In Java, objects are created using the
new keyword and destroyed by Java’s garbage collector. The garbage collector automatically removes objects that are no longer being used by the program, freeing up memory for other objects to be created.
Here’s an example of creating an object in Java:
// Create an object of the MyClass class MyClass obj = new MyClass();
In this example, we’re creating an object of the
MyClass class and assigning it to the
obj variable. The
new keyword is used to allocate memory for the object, and the constructor of the class is called to initialize the object.
To destroy an object in Java, you don’t need to do anything special. Once an object is no longer being used by the program, the garbage collector will automatically remove it from memory. In some cases, you may want to explicitly set an object to

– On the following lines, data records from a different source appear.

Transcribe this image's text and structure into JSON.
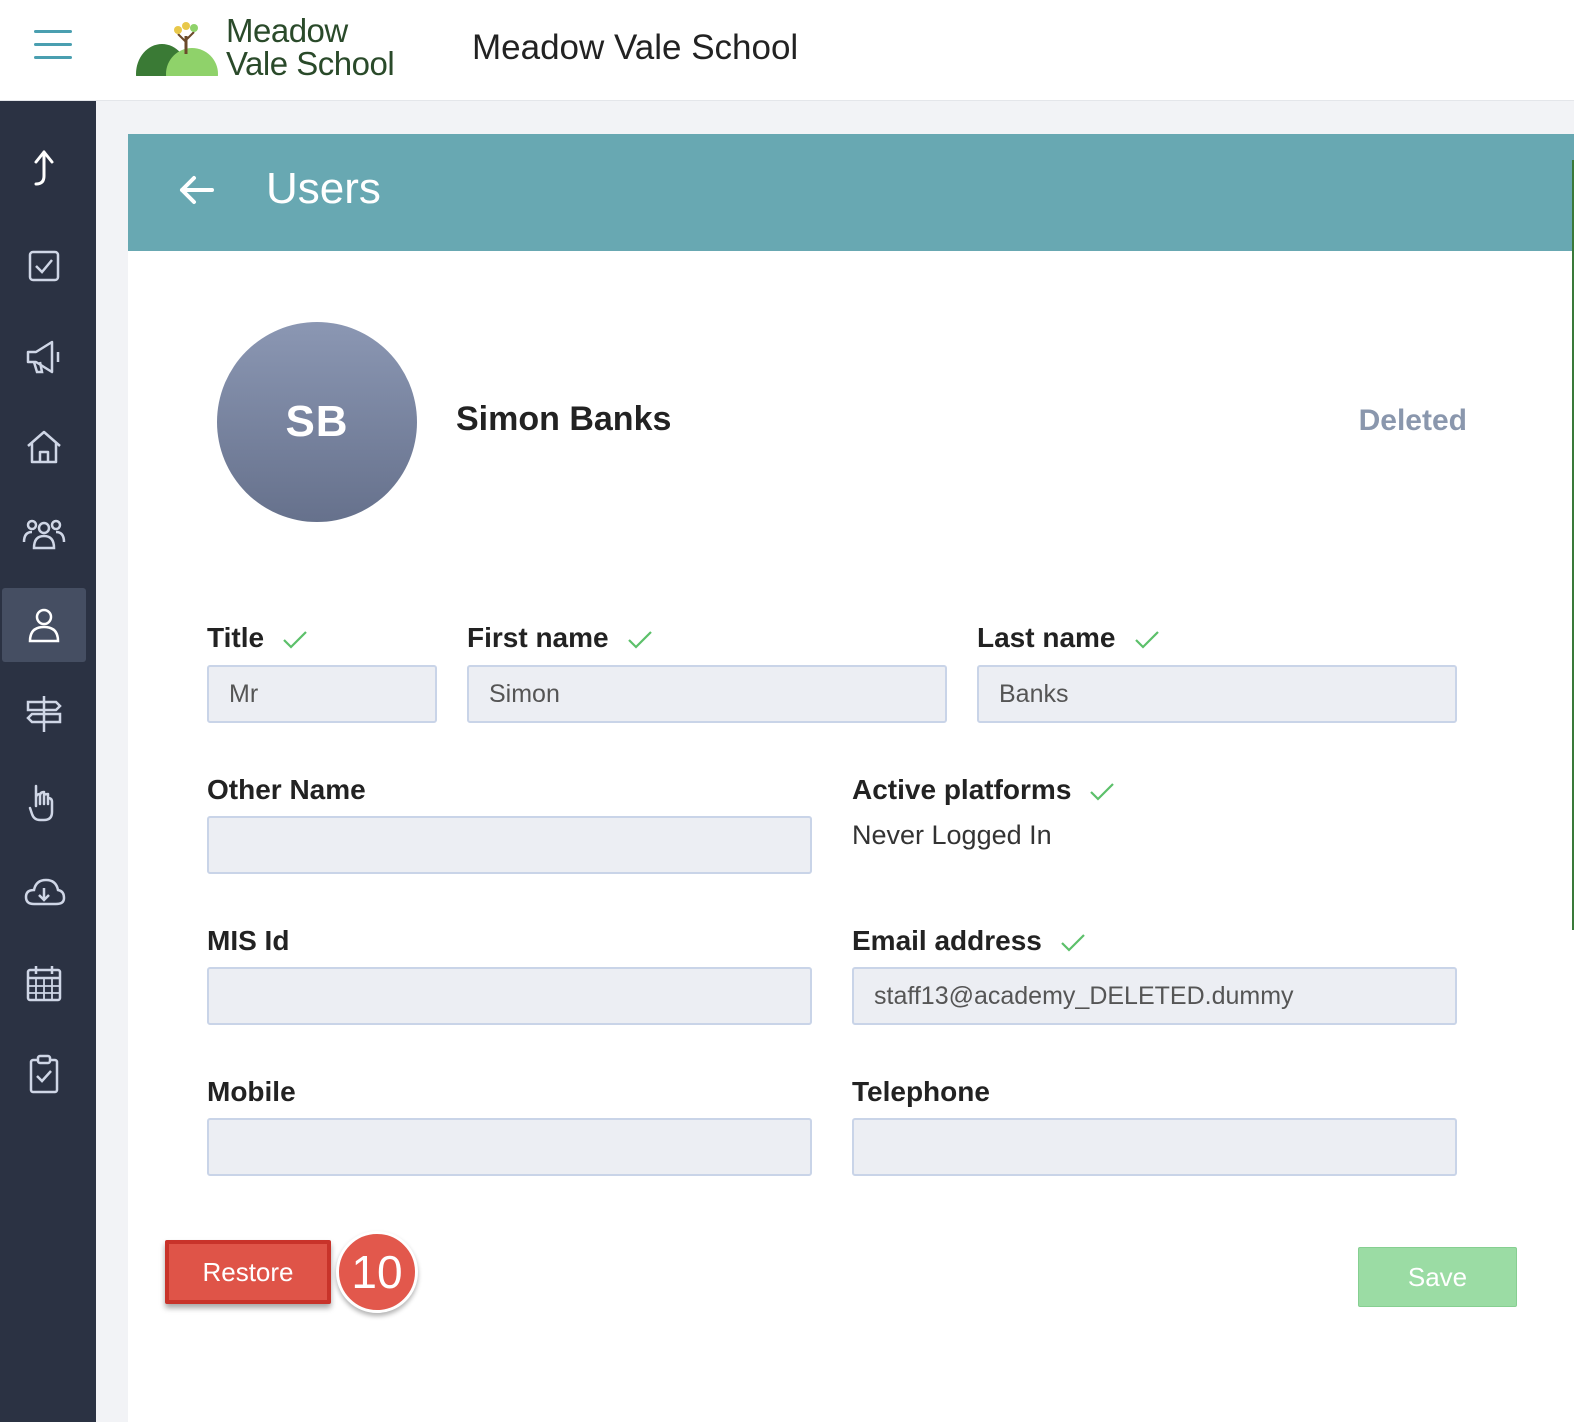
{
  "header": {
    "logo_line1": "Meadow",
    "logo_line2": "Vale School",
    "school_name": "Meadow Vale School"
  },
  "sidebar": {
    "items": [
      {
        "icon": "arrow-up-icon"
      },
      {
        "icon": "checkbox-icon"
      },
      {
        "icon": "megaphone-icon"
      },
      {
        "icon": "home-icon"
      },
      {
        "icon": "group-icon"
      },
      {
        "icon": "user-icon",
        "active": true
      },
      {
        "icon": "signpost-icon"
      },
      {
        "icon": "hand-icon"
      },
      {
        "icon": "cloud-download-icon"
      },
      {
        "icon": "calendar-icon"
      },
      {
        "icon": "clipboard-check-icon"
      }
    ]
  },
  "panel": {
    "title": "Users",
    "user": {
      "initials": "SB",
      "name": "Simon Banks",
      "status": "Deleted"
    },
    "fields": {
      "title": {
        "label": "Title",
        "value": "Mr"
      },
      "first_name": {
        "label": "First name",
        "value": "Simon"
      },
      "last_name": {
        "label": "Last name",
        "value": "Banks"
      },
      "other_name": {
        "label": "Other Name",
        "value": ""
      },
      "active_platforms": {
        "label": "Active platforms",
        "value": "Never Logged In"
      },
      "mis_id": {
        "label": "MIS Id",
        "value": ""
      },
      "email": {
        "label": "Email address",
        "value": "staff13@academy_DELETED.dummy"
      },
      "mobile": {
        "label": "Mobile",
        "value": ""
      },
      "telephone": {
        "label": "Telephone",
        "value": ""
      }
    },
    "restore_label": "Restore",
    "save_label": "Save",
    "step_number": "10"
  },
  "colors": {
    "sidebar": "#2b3243",
    "header_band": "#68a8b2",
    "restore": "#df5448",
    "save": "#9bdca4",
    "check": "#5cc06a"
  }
}
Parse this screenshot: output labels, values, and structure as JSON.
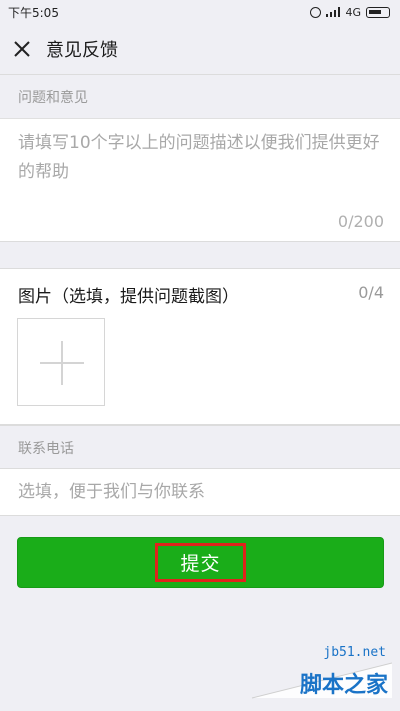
{
  "status_bar": {
    "time": "下午5:05",
    "network": "4G",
    "icons": [
      "alarm-icon",
      "signal-icon",
      "battery-icon"
    ]
  },
  "header": {
    "close_icon": "close-icon",
    "title": "意见反馈"
  },
  "feedback": {
    "section_label": "问题和意见",
    "placeholder": "请填写10个字以上的问题描述以便我们提供更好的帮助",
    "char_count": "0/200"
  },
  "images": {
    "title": "图片（选填，提供问题截图）",
    "count": "0/4",
    "add_icon": "plus-icon"
  },
  "contact": {
    "section_label": "联系电话",
    "placeholder": "选填，便于我们与你联系"
  },
  "submit": {
    "label": "提交"
  },
  "colors": {
    "background": "#efeff4",
    "primary_green": "#1aad19",
    "highlight_red": "#e0231c",
    "watermark_blue": "#1a73c7"
  },
  "watermark": {
    "site": "jb51.net",
    "name": "脚本之家"
  }
}
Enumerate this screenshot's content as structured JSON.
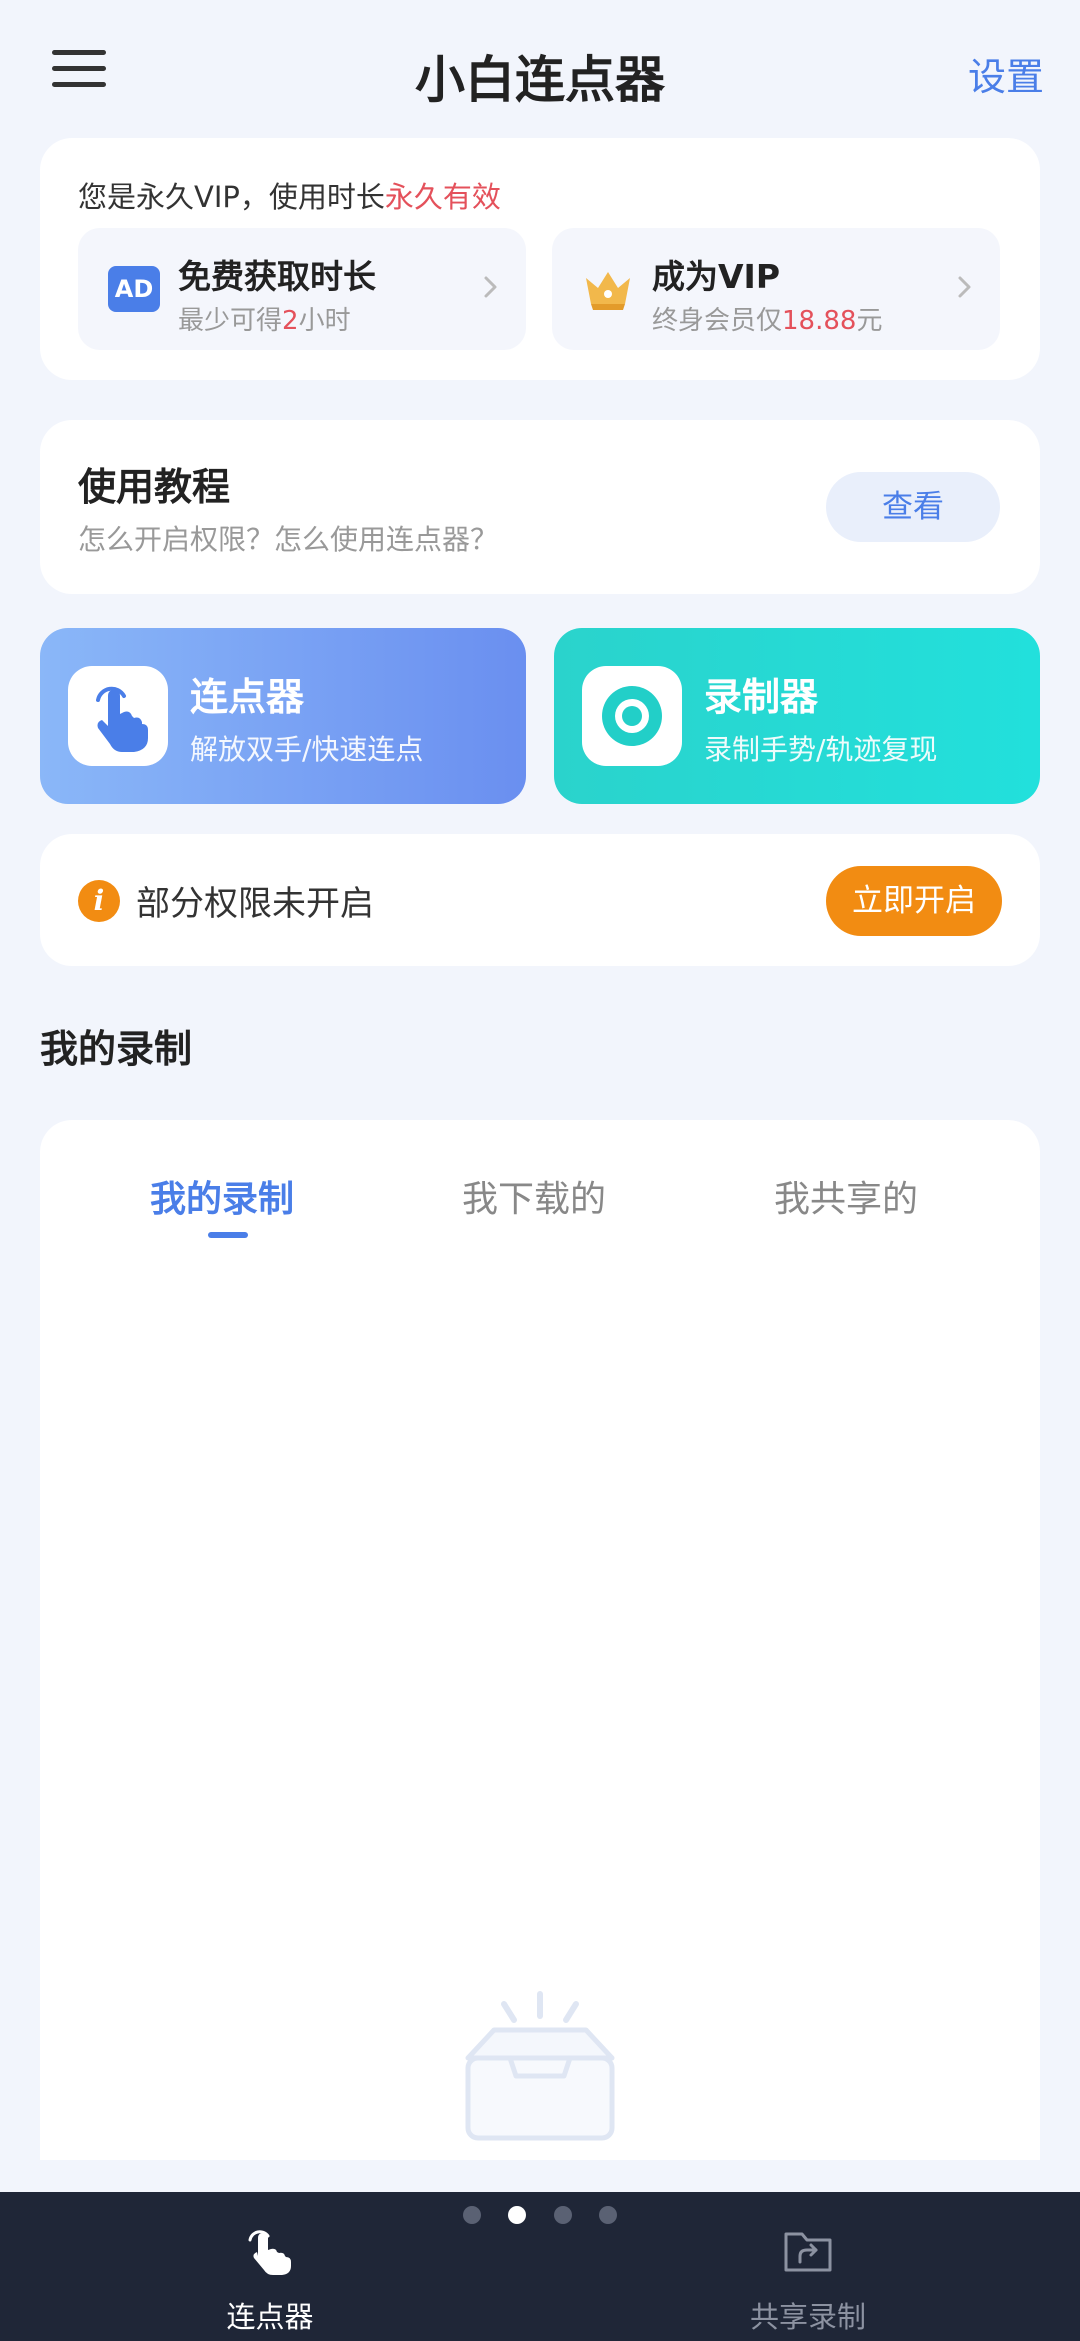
{
  "header": {
    "title": "小白连点器",
    "settings_label": "设置"
  },
  "vip": {
    "status_prefix": "您是永久VIP，使用时长",
    "status_value": "永久有效",
    "free_time": {
      "title": "免费获取时长",
      "desc_prefix": "最少可得",
      "desc_value": "2",
      "desc_suffix": "小时",
      "badge": "AD"
    },
    "become_vip": {
      "title": "成为VIP",
      "desc_prefix": "终身会员仅",
      "desc_value": "18.88",
      "desc_suffix": "元"
    }
  },
  "tutorial": {
    "title": "使用教程",
    "desc": "怎么开启权限？怎么使用连点器？",
    "button": "查看"
  },
  "features": {
    "clicker": {
      "title": "连点器",
      "desc": "解放双手/快速连点"
    },
    "recorder": {
      "title": "录制器",
      "desc": "录制手势/轨迹复现"
    }
  },
  "permission": {
    "text": "部分权限未开启",
    "button": "立即开启",
    "icon_glyph": "i"
  },
  "records": {
    "section_title": "我的录制",
    "tabs": [
      "我的录制",
      "我下载的",
      "我共享的"
    ],
    "active_tab": 0
  },
  "bottom_nav": {
    "items": [
      {
        "label": "连点器",
        "active": true
      },
      {
        "label": "共享录制",
        "active": false
      }
    ],
    "page_dots": 4,
    "active_dot": 1
  },
  "colors": {
    "accent": "#4a7ee8",
    "warning": "#f28c12",
    "highlight_red": "#e4515b",
    "nav_bg": "#1f2637"
  }
}
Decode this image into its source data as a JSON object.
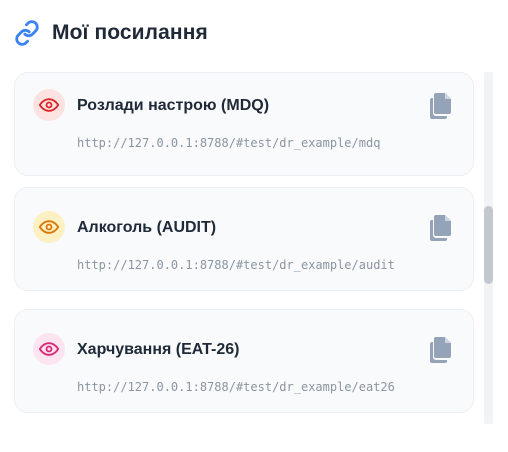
{
  "header": {
    "title": "Мої посилання",
    "icon": "link-icon",
    "icon_color": "#3b82f6"
  },
  "links": [
    {
      "name": "Розлади настрою (MDQ)",
      "url": "http://127.0.0.1:8788/#test/dr_example/mdq",
      "eye_icon": "eye-icon",
      "eye_color": "#dc2626",
      "eye_bg": "#fde2e2"
    },
    {
      "name": "Алкоголь (AUDIT)",
      "url": "http://127.0.0.1:8788/#test/dr_example/audit",
      "eye_icon": "eye-icon",
      "eye_color": "#d97706",
      "eye_bg": "#fdf0c3"
    },
    {
      "name": "Харчування (EAT-26)",
      "url": "http://127.0.0.1:8788/#test/dr_example/eat26",
      "eye_icon": "eye-icon",
      "eye_color": "#db2777",
      "eye_bg": "#fce4f1"
    }
  ],
  "copy_icon": "copy-icon",
  "copy_color": "#94a3b8"
}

null to indicate that it’s no longer needed. Setting an object to
null will remove the reference to the object, allowing it to be garbage collected if there are no other references to it.
// Create an object of the MyClass class MyClass obj = new MyClass(); // Do some work with the object... // Set the object to null to indicate that it's no longer needed obj = null;
In this example, we’re setting the
obj variable to
null to indicate that the
MyClass object is no longer needed. Once the garbage collector determines that there are no more references to the object, it will automatically remove it from memory.
It’s important to note that you don’t need to explicitly destroy objects in Java. The garbage collector will automatically handle memory management for you, freeing up memory as needed. However, it’s still a good practice to set objects to
null when they’re no longer needed, as this can help prevent memory leaks and improve the performance of your code.